...Civil Rights movement Time Capsule
The 1960’s was a cultural decade that consisted of the civil rights movement, culture of music, first steps on the moon, and unspeakable assassinations of great leaders. As we can see from the items in this time capsule, the 1960’s was an important decade in our history; significant changes were made during that time frame that shaped our American culture that we see to this day. The Civil Rights movement alone has carried on past the 1960’s and changes are being made to this day to ensure equality among everyone.
A picture of John F. Kennedy and the date of his assassination, November 22, 1963 written under it, are among the other items in the time capsule. Prior to the death of JFK, he had great plans for equal rights, “He wished America to resume its old mission as the first nation dedicated to the revolution of human rights” (Freidel & sidey, 2006). “In a nationally televised address on June 6, 1963, President John F. Kennedy urged the nation to take action toward guaranteeing equal treatment of every American regardless of race. Soon after, Kennedy proposed that Congress consider civil rights legislation that would address votingrights, public accommodations, school desegregation, nondiscrimination in federally assisted programs, and more” (" civil rights act (1964)). The assassination of JFK was...

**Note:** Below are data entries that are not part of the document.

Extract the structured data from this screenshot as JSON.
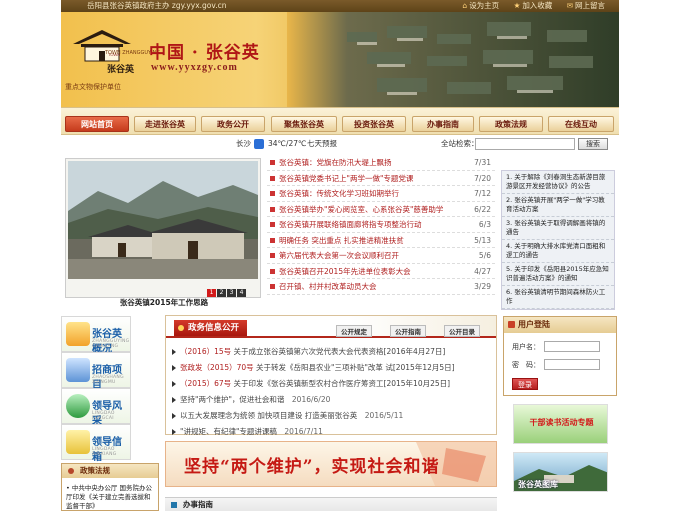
{
  "topbar": {
    "sponsor": "岳阳县张谷英镇政府主办 zgy.yyx.gov.cn",
    "links": [
      "设为主页",
      "加入收藏",
      "网上留言"
    ]
  },
  "banner": {
    "logo_cn": "张谷英",
    "logo_en": "TOWN ZHANGGUYING",
    "title": "中国 · 张谷英",
    "url": "www.yyxzgy.com",
    "slogan": "重点文物保护单位"
  },
  "nav": [
    "网站首页",
    "走进张谷英",
    "政务公开",
    "聚焦张谷英",
    "投资张谷英",
    "办事指南",
    "政策法规",
    "在线互动"
  ],
  "weather": {
    "city": "长沙",
    "temp": "34℃/27℃",
    "cond": "七天预报"
  },
  "search": {
    "label": "全站检索：",
    "button": "搜索"
  },
  "hero": {
    "caption": "张谷英镇2015年工作思路",
    "pages": [
      "1",
      "2",
      "3",
      "4"
    ]
  },
  "news": [
    {
      "title": "张谷英镇：党旗在防汛大堤上飘扬",
      "date": "7/31"
    },
    {
      "title": "张谷英镇党委书记上\"两学一做\"专题党课",
      "date": "7/20"
    },
    {
      "title": "张谷英镇：传统文化学习班如期举行",
      "date": "7/12"
    },
    {
      "title": "张谷英镇举办\"爱心阅览室、心系张谷英\"慈善助学",
      "date": "6/22"
    },
    {
      "title": "张谷英镇开展联络镇面廊将指专项整治行动",
      "date": "6/3"
    },
    {
      "title": "明确任务  突出重点  扎实推进精准扶贫",
      "date": "5/13"
    },
    {
      "title": "第六届代表大会第一次会议顺利召开",
      "date": "5/6"
    },
    {
      "title": "张谷英镇召开2015年先进单位表彰大会",
      "date": "4/27"
    },
    {
      "title": "召开镇、村并村改革动员大会",
      "date": "3/29"
    }
  ],
  "notices": [
    "1. 关于解除《刘春洞生态新游目旅游景区开发经营协议》的公告",
    "2. 张谷英镇开展\"两学一做\"学习教育活动方案",
    "3. 张谷英镇关于取得调解画将镇的通告",
    "4. 关于明确大排水库党清口面粗和逻工的通告",
    "5. 关于印发《岳阳县2015年应急知识普遍活动方案》的通知",
    "6. 张谷英镇清明节期间森林防火工作"
  ],
  "left_blocks": [
    {
      "name": "张谷英概况",
      "py": "ZHANGGUYING GAIKUANG"
    },
    {
      "name": "招商项目",
      "py": "ZHAOSHANG XIANGMU"
    },
    {
      "name": "领导风采",
      "py": "LINGDAO FENGCAI"
    },
    {
      "name": "领导信箱",
      "py": "LINGDAO XINXIANG"
    }
  ],
  "rules": {
    "title": "政策法规",
    "item": "• 中共中央办公厅 国务院办公厅印发《关于建立完善选拔和监督干部》"
  },
  "gov": {
    "title": "政务信息公开",
    "tabs": [
      "公开规定",
      "公开指南",
      "公开目录"
    ],
    "docs": [
      {
        "prefix": "（2016）15号",
        "text": "关于成立张谷英镇第六次党代表大会代表资格[2016年4月27日]"
      },
      {
        "prefix": "张政发（2015）70号",
        "text": "关于转发《岳阳县农业\"三项补贴\"改革 试[2015年12月5日]"
      },
      {
        "prefix": "（2015）67号",
        "text": "关于印发《张谷英镇新型农村合作医疗筹资工[2015年10月25日]"
      }
    ],
    "articles": [
      {
        "text": "坚持\"两个维护\"，促进社会和谐",
        "date": "2016/6/20"
      },
      {
        "text": "以五大发展理念为统领 加快项目建设 打造美丽张谷英",
        "date": "2016/5/11"
      },
      {
        "text": "\"讲规矩、有纪律\"专题讲课稿",
        "date": "2016/7/11"
      }
    ]
  },
  "slogan_banner": "坚持“两个维护”，实现社会和谐",
  "guide": {
    "title": "办事指南"
  },
  "login": {
    "title": "用户登陆",
    "user_label": "用户名：",
    "pass_label": "密　码：",
    "button": "登录"
  },
  "promos": [
    {
      "title": "干部读书活动专题"
    },
    {
      "title": "张谷英图库"
    }
  ]
}
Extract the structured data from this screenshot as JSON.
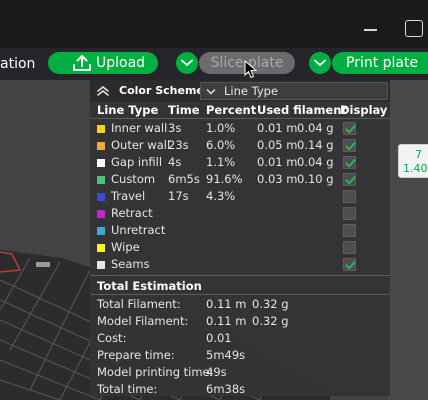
{
  "toolbar": {
    "partial_tab": "ation",
    "upload_label": "Upload",
    "slice_label": "Slice plate",
    "print_label": "Print plate"
  },
  "badge": {
    "line1": "7",
    "line2": "1.40"
  },
  "popup": {
    "title": "Color Scheme",
    "scheme_value": "Line Type",
    "headers": {
      "line_type": "Line Type",
      "time": "Time",
      "percent": "Percent",
      "used_filament": "Used filament",
      "display": "Display"
    },
    "rows": [
      {
        "name": "Inner wall",
        "time": "3s",
        "percent": "1.0%",
        "length": "0.01 m",
        "weight": "0.04 g",
        "color": "#f5d327",
        "display": true
      },
      {
        "name": "Outer wall",
        "time": "23s",
        "percent": "6.0%",
        "length": "0.05 m",
        "weight": "0.14 g",
        "color": "#f2a93b",
        "display": true
      },
      {
        "name": "Gap infill",
        "time": "4s",
        "percent": "1.1%",
        "length": "0.01 m",
        "weight": "0.04 g",
        "color": "#ffffff",
        "display": true
      },
      {
        "name": "Custom",
        "time": "6m5s",
        "percent": "91.6%",
        "length": "0.03 m",
        "weight": "0.10 g",
        "color": "#4fc27a",
        "display": true
      },
      {
        "name": "Travel",
        "time": "17s",
        "percent": "4.3%",
        "length": "",
        "weight": "",
        "color": "#3a4fd6",
        "display": false
      },
      {
        "name": "Retract",
        "time": "",
        "percent": "",
        "length": "",
        "weight": "",
        "color": "#c028c8",
        "display": false
      },
      {
        "name": "Unretract",
        "time": "",
        "percent": "",
        "length": "",
        "weight": "",
        "color": "#40a9d8",
        "display": false
      },
      {
        "name": "Wipe",
        "time": "",
        "percent": "",
        "length": "",
        "weight": "",
        "color": "#f5f528",
        "display": false
      },
      {
        "name": "Seams",
        "time": "",
        "percent": "",
        "length": "",
        "weight": "",
        "color": "#e6e6e6",
        "display": true
      }
    ],
    "total_estimation": {
      "title": "Total Estimation",
      "rows": [
        {
          "label": "Total Filament:",
          "value": "0.11 m",
          "value2": "0.32 g"
        },
        {
          "label": "Model Filament:",
          "value": "0.11 m",
          "value2": "0.32 g"
        },
        {
          "label": "Cost:",
          "value": "0.01",
          "value2": ""
        },
        {
          "label": "Prepare time:",
          "value": "5m49s",
          "value2": ""
        },
        {
          "label": "Model printing time:",
          "value": "49s",
          "value2": ""
        },
        {
          "label": "Total time:",
          "value": "6m38s",
          "value2": ""
        }
      ]
    }
  },
  "colors": {
    "accent": "#00ae42",
    "check": "#2fb350"
  }
}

...in the southern states and could have been seen as the ideal speaker. He often broke the unjust laws of the de jure discrimination of the south. He provided the open minded with opportunities and hope. He did this by showing America not to judge people by the colour of their skin but by the content of their character. His speeches and acts in public were responsible for swinging public support behind the civil rights legislation of the mid 1960’s. King advocated peaceful protest throughout his life and in doing this he grasped a lot of media attention and public support. One his first peaceful protest he was involved in was the Montgomery Bus Boycott in when his leaderships and presidential skills came out. It demonstrated Martin Luther King’s leadership qualities and brought him to national attention, marking his emergence as a leading light within the civil rights movement. His contribution reinforced his philosophy of a non-violent approach to the achievement of change. This shows how his involvement and leadership helped and was responsible for gain in the civil right movement because of his success leadership and orator skills and his strong beliefs influenced and helped in his success.

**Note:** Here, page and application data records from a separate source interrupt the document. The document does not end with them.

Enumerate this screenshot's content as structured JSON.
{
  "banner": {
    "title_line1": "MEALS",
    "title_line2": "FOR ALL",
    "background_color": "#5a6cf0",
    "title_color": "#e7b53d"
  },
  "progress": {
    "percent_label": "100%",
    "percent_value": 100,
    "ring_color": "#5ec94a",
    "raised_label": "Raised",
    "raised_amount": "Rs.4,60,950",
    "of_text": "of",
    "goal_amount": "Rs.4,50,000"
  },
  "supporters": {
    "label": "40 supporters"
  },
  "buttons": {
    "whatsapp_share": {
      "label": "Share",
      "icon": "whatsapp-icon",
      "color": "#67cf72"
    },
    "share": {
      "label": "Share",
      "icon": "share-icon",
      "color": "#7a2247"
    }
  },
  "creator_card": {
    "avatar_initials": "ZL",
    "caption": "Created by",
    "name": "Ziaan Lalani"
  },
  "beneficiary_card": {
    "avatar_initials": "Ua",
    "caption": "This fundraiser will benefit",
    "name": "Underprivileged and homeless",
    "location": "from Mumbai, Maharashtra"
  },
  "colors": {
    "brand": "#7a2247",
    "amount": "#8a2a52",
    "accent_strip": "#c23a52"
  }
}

Another peaceful protest that king was involved in/lead was the Birmingham Protest and the Washington march in 1963. Following the Albany movement of 1961-62 he knew he had to change tactics and carefully plan his next protest carefully....

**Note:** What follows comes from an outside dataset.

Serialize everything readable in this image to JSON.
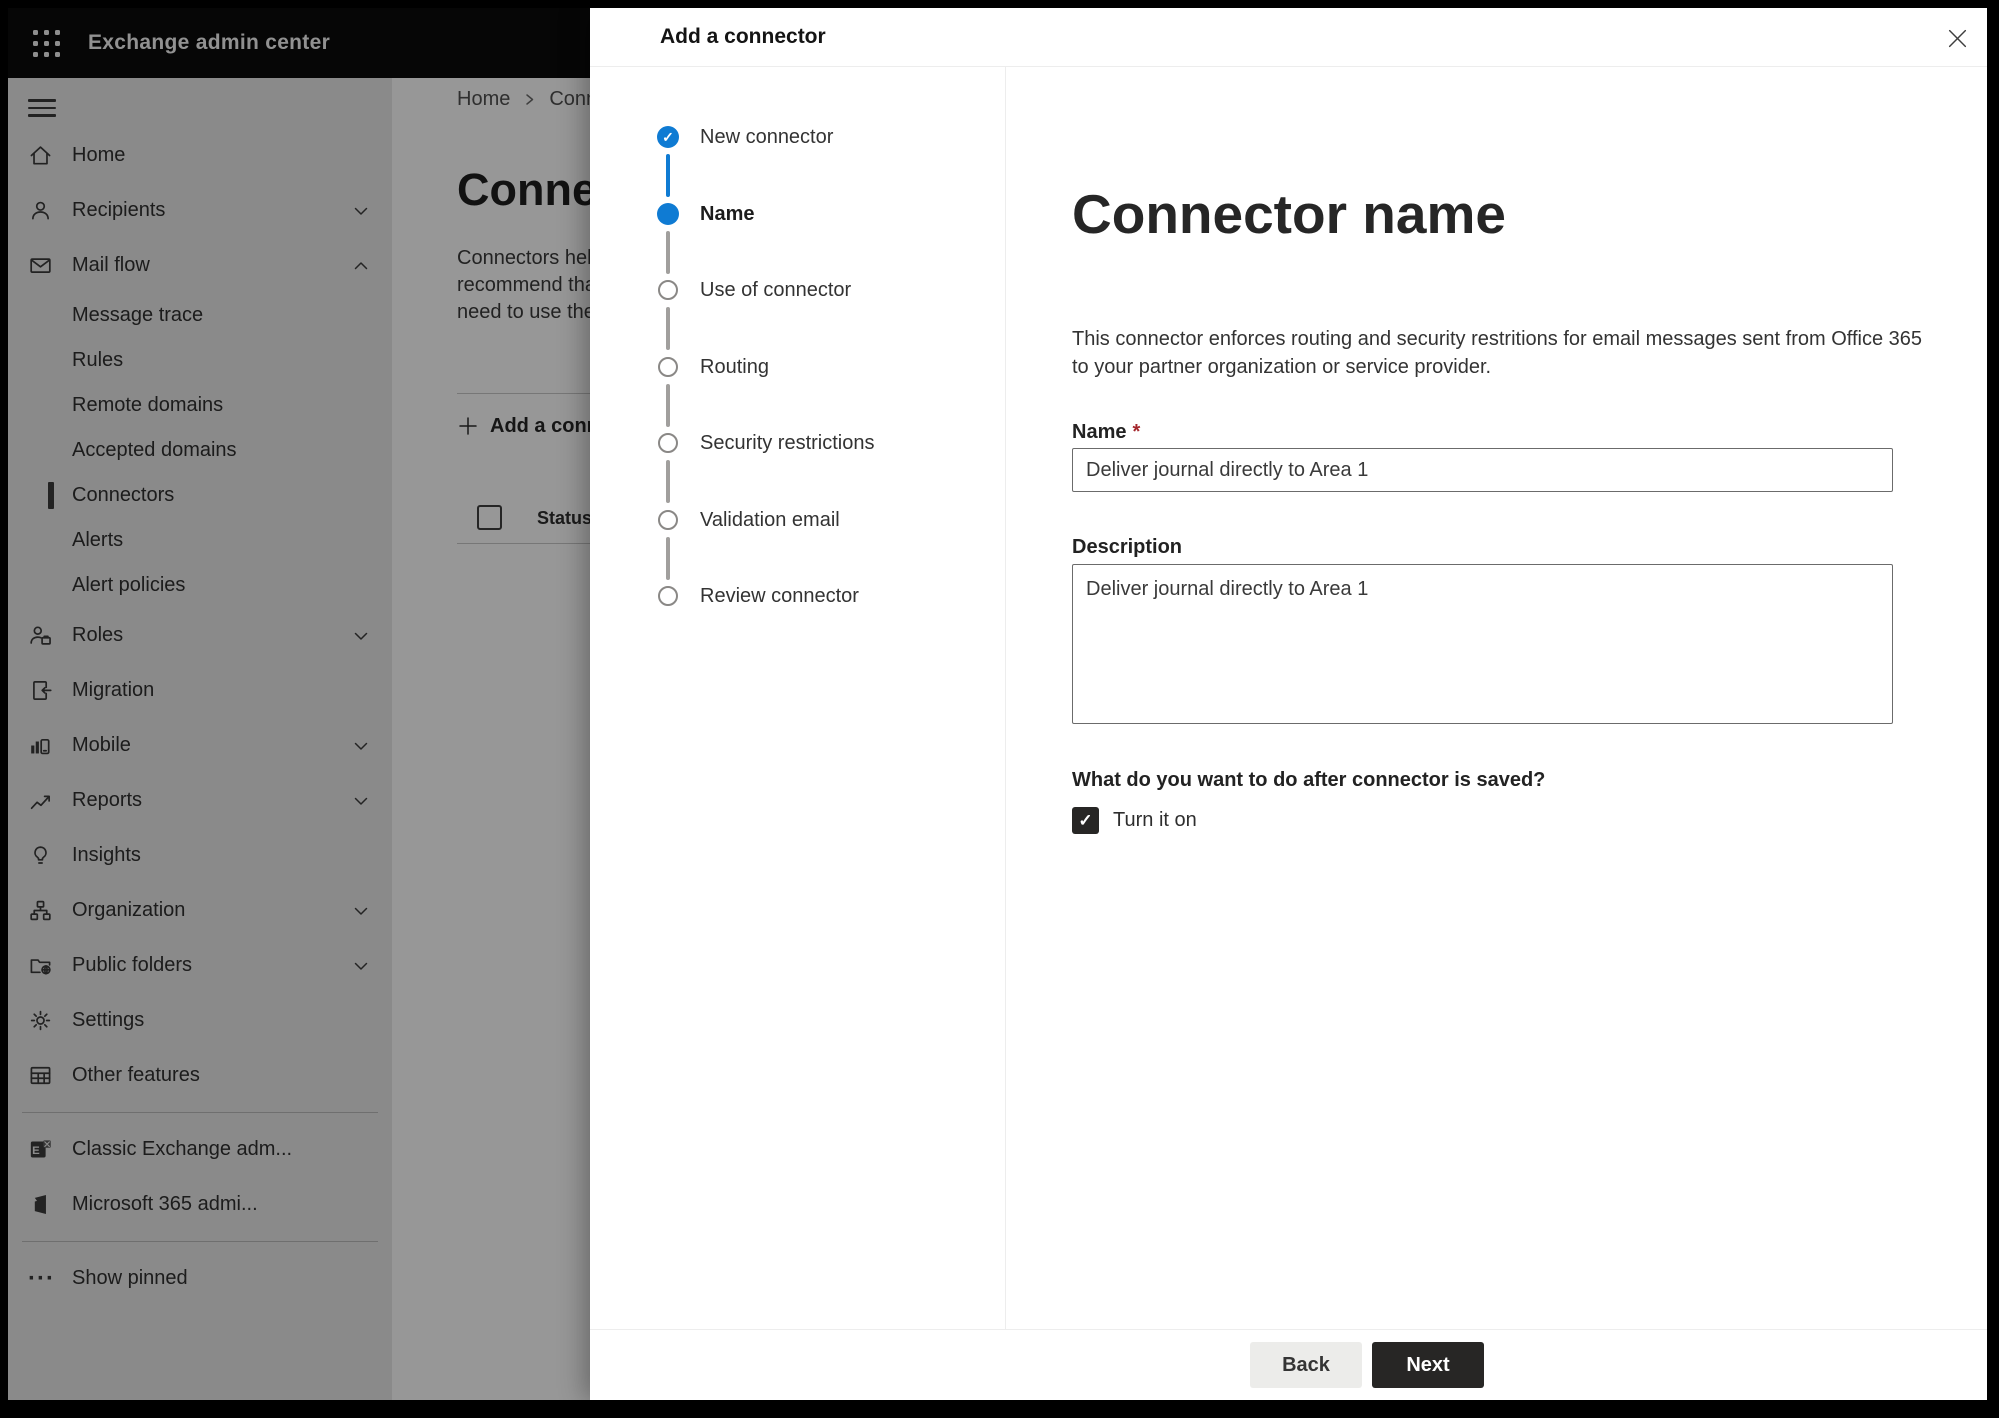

...How accurate is the view that the civil rights movement was very successful in the period 1957-1965?
The period of 1957 – 1965 was both a lively, and a stagnant time for the civil rights movement, with many protests coming to action like the Greensboro Sit Ins, which made large progress to desegregation and equality for black people. Success from these protests, however, came later in this period as momentum in the civil rights groups was being built. Yet, this time for the civil rights movement was not all a success, with operations such as the Albany campaign causing more failure than success due to the strategic planning from strong southern racists.
The Freedom Rides of the early 1960’s, and particularly the Freedom Rides of 1961, became a success for the Civil Rights movement in the period of 1957 – 1965. CORE undertook a new tactic aimed at desegregation public transport throughout the south, which acquired the name of the Freedom Rides. It started on May 4th, 1961 when seven black people, and seven white people, left Washington DC on two public buses to the Deep South. They wanted to test Boynton V Virginia which declared that segregation in interstate bus and rail stations was ‘unconstitutional’. At first, there were only minor encounters with racists, but the further south they went, the worse it became. In the second week, the riders were severely beaten, and in Alabama, one of the buses was...